[Provided records Boundary: Start]

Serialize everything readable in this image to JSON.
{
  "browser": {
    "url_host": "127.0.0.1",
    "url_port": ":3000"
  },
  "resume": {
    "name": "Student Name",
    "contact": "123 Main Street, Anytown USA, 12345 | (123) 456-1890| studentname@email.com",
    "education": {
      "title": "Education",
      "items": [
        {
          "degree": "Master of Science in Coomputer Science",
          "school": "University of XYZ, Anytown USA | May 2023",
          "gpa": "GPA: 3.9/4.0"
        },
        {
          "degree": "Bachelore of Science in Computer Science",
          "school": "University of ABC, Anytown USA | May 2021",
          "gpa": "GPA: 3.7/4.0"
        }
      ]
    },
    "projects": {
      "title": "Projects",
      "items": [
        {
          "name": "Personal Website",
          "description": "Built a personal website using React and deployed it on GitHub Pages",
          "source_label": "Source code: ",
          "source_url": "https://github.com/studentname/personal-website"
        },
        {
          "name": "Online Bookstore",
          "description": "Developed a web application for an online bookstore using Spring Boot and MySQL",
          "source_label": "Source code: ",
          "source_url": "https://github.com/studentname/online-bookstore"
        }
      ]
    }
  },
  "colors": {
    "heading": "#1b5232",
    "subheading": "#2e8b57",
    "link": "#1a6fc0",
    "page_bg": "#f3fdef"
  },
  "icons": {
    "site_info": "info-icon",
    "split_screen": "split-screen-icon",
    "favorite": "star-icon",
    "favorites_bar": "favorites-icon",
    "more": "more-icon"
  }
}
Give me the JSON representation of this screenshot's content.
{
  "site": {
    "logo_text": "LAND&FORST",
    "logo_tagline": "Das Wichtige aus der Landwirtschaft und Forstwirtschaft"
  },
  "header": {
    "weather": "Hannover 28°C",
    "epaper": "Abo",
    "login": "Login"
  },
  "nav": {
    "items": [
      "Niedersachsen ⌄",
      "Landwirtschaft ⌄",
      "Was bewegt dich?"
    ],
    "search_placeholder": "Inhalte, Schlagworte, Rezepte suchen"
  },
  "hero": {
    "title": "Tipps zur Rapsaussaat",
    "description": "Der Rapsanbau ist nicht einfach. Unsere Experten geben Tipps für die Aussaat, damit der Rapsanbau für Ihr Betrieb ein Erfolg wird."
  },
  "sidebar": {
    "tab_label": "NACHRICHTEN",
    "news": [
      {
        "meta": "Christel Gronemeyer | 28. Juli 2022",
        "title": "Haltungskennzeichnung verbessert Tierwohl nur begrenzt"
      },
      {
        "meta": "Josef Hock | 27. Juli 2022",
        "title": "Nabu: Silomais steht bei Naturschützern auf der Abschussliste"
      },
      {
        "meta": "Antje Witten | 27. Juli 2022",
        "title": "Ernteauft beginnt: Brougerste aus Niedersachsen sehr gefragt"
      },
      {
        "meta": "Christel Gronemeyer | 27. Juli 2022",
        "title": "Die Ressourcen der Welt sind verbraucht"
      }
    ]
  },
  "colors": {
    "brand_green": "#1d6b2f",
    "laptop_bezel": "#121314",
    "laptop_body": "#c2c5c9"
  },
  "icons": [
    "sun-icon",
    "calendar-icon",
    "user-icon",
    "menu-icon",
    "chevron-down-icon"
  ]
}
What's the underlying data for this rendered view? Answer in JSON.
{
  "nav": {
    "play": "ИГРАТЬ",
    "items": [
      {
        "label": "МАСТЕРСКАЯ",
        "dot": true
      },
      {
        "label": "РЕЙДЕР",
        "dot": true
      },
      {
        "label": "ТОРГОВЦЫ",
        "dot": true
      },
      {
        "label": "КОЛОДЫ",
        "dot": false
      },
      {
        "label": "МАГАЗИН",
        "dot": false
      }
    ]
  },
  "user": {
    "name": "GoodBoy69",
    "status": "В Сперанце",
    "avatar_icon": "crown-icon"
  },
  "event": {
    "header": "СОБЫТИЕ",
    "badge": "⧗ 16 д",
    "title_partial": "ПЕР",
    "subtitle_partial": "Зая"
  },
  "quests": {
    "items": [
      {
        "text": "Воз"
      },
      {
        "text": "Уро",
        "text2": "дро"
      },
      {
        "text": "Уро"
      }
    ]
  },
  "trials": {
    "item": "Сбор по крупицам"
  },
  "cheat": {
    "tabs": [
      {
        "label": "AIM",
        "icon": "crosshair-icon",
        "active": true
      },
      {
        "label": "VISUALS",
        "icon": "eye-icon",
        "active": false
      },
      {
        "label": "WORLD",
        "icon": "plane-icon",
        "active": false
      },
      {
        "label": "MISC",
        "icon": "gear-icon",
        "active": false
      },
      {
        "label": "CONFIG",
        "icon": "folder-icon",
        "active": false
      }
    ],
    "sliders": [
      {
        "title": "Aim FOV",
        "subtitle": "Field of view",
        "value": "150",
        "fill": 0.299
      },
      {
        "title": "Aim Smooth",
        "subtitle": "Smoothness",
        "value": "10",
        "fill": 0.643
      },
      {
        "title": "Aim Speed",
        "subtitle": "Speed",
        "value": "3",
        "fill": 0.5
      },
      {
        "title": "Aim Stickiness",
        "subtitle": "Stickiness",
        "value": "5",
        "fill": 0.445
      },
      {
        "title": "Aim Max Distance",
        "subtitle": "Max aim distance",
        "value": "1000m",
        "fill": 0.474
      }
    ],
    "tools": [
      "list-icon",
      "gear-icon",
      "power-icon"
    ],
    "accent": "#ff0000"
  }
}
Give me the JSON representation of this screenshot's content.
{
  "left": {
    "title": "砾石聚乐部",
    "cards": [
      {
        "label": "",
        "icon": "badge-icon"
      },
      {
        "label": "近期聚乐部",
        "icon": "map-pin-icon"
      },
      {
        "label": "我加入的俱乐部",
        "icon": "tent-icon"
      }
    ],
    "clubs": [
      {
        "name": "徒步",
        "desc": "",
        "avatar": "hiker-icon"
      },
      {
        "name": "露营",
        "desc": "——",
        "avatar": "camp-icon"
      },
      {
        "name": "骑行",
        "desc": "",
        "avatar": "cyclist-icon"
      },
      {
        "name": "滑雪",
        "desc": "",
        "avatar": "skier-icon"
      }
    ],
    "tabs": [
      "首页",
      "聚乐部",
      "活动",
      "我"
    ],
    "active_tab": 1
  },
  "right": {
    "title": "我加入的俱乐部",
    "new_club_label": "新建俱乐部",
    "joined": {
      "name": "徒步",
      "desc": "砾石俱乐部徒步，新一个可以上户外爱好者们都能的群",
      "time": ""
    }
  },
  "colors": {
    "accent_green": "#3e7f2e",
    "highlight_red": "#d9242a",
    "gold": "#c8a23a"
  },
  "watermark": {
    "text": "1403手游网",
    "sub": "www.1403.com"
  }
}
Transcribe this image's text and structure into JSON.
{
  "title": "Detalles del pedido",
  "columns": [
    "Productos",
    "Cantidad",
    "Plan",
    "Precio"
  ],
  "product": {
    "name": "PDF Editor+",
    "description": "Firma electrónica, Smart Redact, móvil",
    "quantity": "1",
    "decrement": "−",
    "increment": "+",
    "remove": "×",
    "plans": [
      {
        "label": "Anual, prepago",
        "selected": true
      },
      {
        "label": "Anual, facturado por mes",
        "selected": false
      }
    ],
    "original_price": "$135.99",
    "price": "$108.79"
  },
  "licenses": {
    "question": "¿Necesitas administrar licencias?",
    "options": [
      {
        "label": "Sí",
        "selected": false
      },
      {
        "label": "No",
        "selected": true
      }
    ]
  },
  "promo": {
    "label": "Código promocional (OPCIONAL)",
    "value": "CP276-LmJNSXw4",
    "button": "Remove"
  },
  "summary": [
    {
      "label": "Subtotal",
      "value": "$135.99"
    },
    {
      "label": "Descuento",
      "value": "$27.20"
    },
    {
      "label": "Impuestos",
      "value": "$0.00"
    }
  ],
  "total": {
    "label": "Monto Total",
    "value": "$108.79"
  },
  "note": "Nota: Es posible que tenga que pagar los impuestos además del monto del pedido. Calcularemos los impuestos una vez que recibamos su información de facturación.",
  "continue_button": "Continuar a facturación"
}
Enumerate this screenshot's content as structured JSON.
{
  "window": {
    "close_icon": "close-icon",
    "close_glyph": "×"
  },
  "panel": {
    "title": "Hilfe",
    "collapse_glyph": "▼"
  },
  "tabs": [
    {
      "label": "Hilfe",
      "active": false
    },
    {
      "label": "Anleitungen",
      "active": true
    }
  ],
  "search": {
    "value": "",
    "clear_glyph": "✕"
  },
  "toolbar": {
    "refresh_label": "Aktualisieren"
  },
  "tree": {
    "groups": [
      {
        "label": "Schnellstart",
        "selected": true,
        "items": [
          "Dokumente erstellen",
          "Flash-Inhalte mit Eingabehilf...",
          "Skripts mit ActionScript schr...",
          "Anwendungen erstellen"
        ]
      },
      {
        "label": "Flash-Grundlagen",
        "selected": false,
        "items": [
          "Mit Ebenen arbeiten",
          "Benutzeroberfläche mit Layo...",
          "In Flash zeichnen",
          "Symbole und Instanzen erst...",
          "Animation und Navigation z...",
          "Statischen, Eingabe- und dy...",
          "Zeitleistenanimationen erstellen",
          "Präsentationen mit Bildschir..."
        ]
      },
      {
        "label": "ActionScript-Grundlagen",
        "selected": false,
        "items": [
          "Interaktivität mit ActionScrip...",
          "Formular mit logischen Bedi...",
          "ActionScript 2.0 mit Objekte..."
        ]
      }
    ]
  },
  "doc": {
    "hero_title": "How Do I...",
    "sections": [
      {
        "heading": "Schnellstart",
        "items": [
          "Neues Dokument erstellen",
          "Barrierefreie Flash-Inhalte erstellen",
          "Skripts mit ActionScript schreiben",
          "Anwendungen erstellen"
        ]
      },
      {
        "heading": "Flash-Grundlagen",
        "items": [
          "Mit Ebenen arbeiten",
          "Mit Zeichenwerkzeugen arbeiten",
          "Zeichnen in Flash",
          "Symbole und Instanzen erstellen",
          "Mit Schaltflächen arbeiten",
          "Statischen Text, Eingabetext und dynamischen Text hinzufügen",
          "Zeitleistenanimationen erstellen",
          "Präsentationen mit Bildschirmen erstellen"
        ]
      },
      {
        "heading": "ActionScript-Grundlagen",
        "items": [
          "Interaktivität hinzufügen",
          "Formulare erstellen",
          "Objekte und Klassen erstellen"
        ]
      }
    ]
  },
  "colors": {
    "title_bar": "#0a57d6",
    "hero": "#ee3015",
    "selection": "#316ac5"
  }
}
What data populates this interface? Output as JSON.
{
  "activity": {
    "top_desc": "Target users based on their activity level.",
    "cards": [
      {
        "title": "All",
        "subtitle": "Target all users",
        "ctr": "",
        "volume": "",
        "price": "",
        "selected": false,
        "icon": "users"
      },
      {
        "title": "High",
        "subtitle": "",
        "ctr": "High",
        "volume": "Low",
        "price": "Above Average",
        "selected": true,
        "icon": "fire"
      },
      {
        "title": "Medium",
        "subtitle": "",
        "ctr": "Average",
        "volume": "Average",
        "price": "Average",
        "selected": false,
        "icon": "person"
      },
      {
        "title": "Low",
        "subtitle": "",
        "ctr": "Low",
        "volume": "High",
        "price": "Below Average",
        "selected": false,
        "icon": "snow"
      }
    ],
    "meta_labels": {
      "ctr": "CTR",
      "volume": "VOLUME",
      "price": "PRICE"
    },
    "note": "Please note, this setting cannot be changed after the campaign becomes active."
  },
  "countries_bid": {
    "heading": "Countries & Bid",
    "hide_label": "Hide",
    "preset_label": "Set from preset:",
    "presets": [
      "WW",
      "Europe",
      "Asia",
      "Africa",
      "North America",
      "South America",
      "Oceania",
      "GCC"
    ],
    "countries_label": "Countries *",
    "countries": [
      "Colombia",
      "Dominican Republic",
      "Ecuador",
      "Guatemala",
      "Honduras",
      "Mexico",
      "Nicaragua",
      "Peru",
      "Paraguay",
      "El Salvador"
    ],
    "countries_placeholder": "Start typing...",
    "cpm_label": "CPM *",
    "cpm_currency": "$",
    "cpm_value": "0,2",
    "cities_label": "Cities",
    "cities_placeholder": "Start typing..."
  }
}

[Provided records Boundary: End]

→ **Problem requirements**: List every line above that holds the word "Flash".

→ **Problem solution**:
          "Flash-Inhalte mit Eingabehilf...",
        "label": "Flash-Grundlagen",
          "In Flash zeichnen",
          "Barrierefreie Flash-Inhalte erstellen",
        "heading": "Flash-Grundlagen",
          "Zeichnen in Flash",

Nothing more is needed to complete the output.